| Extracted material |
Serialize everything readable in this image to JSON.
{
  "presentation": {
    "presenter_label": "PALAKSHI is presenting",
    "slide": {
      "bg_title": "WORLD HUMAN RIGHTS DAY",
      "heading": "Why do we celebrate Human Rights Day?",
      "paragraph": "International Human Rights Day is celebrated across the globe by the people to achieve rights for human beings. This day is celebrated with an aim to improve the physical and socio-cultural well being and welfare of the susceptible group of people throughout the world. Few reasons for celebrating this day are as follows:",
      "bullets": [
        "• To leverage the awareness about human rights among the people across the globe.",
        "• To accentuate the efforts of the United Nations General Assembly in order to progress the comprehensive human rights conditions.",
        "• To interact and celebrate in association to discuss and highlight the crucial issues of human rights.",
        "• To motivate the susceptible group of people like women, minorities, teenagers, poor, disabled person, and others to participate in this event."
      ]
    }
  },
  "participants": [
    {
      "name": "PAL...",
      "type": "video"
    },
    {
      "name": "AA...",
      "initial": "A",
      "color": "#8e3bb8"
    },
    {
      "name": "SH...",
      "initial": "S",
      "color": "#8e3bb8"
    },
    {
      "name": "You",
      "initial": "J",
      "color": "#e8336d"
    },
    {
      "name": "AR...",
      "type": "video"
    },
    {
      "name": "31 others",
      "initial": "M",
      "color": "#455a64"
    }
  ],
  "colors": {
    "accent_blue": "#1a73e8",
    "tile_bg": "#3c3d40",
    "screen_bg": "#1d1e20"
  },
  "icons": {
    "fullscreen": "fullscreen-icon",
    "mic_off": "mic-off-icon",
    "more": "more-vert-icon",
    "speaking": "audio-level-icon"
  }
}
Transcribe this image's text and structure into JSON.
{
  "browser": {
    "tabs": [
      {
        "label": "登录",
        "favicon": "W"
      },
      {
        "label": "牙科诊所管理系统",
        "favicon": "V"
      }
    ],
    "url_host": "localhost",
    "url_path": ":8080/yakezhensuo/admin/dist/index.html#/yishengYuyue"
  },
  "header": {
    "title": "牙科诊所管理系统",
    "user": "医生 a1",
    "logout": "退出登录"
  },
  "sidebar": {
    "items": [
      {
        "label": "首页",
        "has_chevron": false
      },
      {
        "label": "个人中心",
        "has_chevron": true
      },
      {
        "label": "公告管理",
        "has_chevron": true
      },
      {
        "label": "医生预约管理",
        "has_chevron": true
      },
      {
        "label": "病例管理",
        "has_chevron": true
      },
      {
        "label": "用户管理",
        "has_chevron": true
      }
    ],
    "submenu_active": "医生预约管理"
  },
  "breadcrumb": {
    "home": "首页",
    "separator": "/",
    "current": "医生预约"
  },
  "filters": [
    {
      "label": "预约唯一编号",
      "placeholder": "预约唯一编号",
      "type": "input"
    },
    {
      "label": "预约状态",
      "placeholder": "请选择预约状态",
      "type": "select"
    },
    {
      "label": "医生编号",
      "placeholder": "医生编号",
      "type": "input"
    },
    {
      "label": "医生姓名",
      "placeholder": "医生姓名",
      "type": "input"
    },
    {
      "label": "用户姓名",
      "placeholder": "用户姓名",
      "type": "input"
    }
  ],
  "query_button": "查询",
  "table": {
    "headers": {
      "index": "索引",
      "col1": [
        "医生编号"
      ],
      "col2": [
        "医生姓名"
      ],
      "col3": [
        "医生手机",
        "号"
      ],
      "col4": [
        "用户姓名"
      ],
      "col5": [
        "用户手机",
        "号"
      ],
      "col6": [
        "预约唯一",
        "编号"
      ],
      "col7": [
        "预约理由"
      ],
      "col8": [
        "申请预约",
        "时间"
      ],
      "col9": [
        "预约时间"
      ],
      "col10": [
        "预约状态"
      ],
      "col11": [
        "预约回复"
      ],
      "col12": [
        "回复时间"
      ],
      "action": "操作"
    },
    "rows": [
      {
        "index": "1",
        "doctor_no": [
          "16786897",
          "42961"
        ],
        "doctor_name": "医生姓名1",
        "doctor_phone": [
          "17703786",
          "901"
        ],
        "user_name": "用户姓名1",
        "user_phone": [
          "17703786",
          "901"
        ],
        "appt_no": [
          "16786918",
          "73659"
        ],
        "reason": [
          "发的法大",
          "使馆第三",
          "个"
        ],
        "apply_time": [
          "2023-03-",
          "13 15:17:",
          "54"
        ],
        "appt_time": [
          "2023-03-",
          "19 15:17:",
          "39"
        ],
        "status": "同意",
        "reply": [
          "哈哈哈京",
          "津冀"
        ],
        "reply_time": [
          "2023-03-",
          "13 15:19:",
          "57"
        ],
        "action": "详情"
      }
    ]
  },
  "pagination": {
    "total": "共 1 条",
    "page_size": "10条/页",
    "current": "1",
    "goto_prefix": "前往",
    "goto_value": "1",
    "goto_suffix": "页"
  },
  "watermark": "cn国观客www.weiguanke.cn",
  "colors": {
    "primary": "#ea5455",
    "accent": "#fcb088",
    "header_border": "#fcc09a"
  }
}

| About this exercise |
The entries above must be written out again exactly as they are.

| Written response |
Serialize everything readable in this image to JSON.
{
  "presentation": {
    "presenter_label": "PALAKSHI is presenting",
    "slide": {
      "bg_title": "WORLD HUMAN RIGHTS DAY",
      "heading": "Why do we celebrate Human Rights Day?",
      "paragraph": "International Human Rights Day is celebrated across the globe by the people to achieve rights for human beings. This day is celebrated with an aim to improve the physical and socio-cultural well being and welfare of the susceptible group of people throughout the world. Few reasons for celebrating this day are as follows:",
      "bullets": [
        "• To leverage the awareness about human rights among the people across the globe.",
        "• To accentuate the efforts of the United Nations General Assembly in order to progress the comprehensive human rights conditions.",
        "• To interact and celebrate in association to discuss and highlight the crucial issues of human rights.",
        "• To motivate the susceptible group of people like women, minorities, teenagers, poor, disabled person, and others to participate in this event."
      ]
    }
  },
  "participants": [
    {
      "name": "PAL...",
      "type": "video"
    },
    {
      "name": "AA...",
      "initial": "A",
      "color": "#8e3bb8"
    },
    {
      "name": "SH...",
      "initial": "S",
      "color": "#8e3bb8"
    },
    {
      "name": "You",
      "initial": "J",
      "color": "#e8336d"
    },
    {
      "name": "AR...",
      "type": "video"
    },
    {
      "name": "31 others",
      "initial": "M",
      "color": "#455a64"
    }
  ],
  "colors": {
    "accent_blue": "#1a73e8",
    "tile_bg": "#3c3d40",
    "screen_bg": "#1d1e20"
  },
  "icons": {
    "fullscreen": "fullscreen-icon",
    "mic_off": "mic-off-icon",
    "more": "more-vert-icon",
    "speaking": "audio-level-icon"
  }
}
Transcribe this image's text and structure into JSON.
{
  "browser": {
    "tabs": [
      {
        "label": "登录",
        "favicon": "W"
      },
      {
        "label": "牙科诊所管理系统",
        "favicon": "V"
      }
    ],
    "url_host": "localhost",
    "url_path": ":8080/yakezhensuo/admin/dist/index.html#/yishengYuyue"
  },
  "header": {
    "title": "牙科诊所管理系统",
    "user": "医生 a1",
    "logout": "退出登录"
  },
  "sidebar": {
    "items": [
      {
        "label": "首页",
        "has_chevron": false
      },
      {
        "label": "个人中心",
        "has_chevron": true
      },
      {
        "label": "公告管理",
        "has_chevron": true
      },
      {
        "label": "医生预约管理",
        "has_chevron": true
      },
      {
        "label": "病例管理",
        "has_chevron": true
      },
      {
        "label": "用户管理",
        "has_chevron": true
      }
    ],
    "submenu_active": "医生预约管理"
  },
  "breadcrumb": {
    "home": "首页",
    "separator": "/",
    "current": "医生预约"
  },
  "filters": [
    {
      "label": "预约唯一编号",
      "placeholder": "预约唯一编号",
      "type": "input"
    },
    {
      "label": "预约状态",
      "placeholder": "请选择预约状态",
      "type": "select"
    },
    {
      "label": "医生编号",
      "placeholder": "医生编号",
      "type": "input"
    },
    {
      "label": "医生姓名",
      "placeholder": "医生姓名",
      "type": "input"
    },
    {
      "label": "用户姓名",
      "placeholder": "用户姓名",
      "type": "input"
    }
  ],
  "query_button": "查询",
  "table": {
    "headers": {
      "index": "索引",
      "col1": [
        "医生编号"
      ],
      "col2": [
        "医生姓名"
      ],
      "col3": [
        "医生手机",
        "号"
      ],
      "col4": [
        "用户姓名"
      ],
      "col5": [
        "用户手机",
        "号"
      ],
      "col6": [
        "预约唯一",
        "编号"
      ],
      "col7": [
        "预约理由"
      ],
      "col8": [
        "申请预约",
        "时间"
      ],
      "col9": [
        "预约时间"
      ],
      "col10": [
        "预约状态"
      ],
      "col11": [
        "预约回复"
      ],
      "col12": [
        "回复时间"
      ],
      "action": "操作"
    },
    "rows": [
      {
        "index": "1",
        "doctor_no": [
          "16786897",
          "42961"
        ],
        "doctor_name": "医生姓名1",
        "doctor_phone": [
          "17703786",
          "901"
        ],
        "user_name": "用户姓名1",
        "user_phone": [
          "17703786",
          "901"
        ],
        "appt_no": [
          "16786918",
          "73659"
        ],
        "reason": [
          "发的法大",
          "使馆第三",
          "个"
        ],
        "apply_time": [
          "2023-03-",
          "13 15:17:",
          "54"
        ],
        "appt_time": [
          "2023-03-",
          "19 15:17:",
          "39"
        ],
        "status": "同意",
        "reply": [
          "哈哈哈京",
          "津冀"
        ],
        "reply_time": [
          "2023-03-",
          "13 15:19:",
          "57"
        ],
        "action": "详情"
      }
    ]
  },
  "pagination": {
    "total": "共 1 条",
    "page_size": "10条/页",
    "current": "1",
    "goto_prefix": "前往",
    "goto_value": "1",
    "goto_suffix": "页"
  },
  "watermark": "cn国观客www.weiguanke.cn",
  "colors": {
    "primary": "#ea5455",
    "accent": "#fcb088",
    "header_border": "#fcc09a"
  }
}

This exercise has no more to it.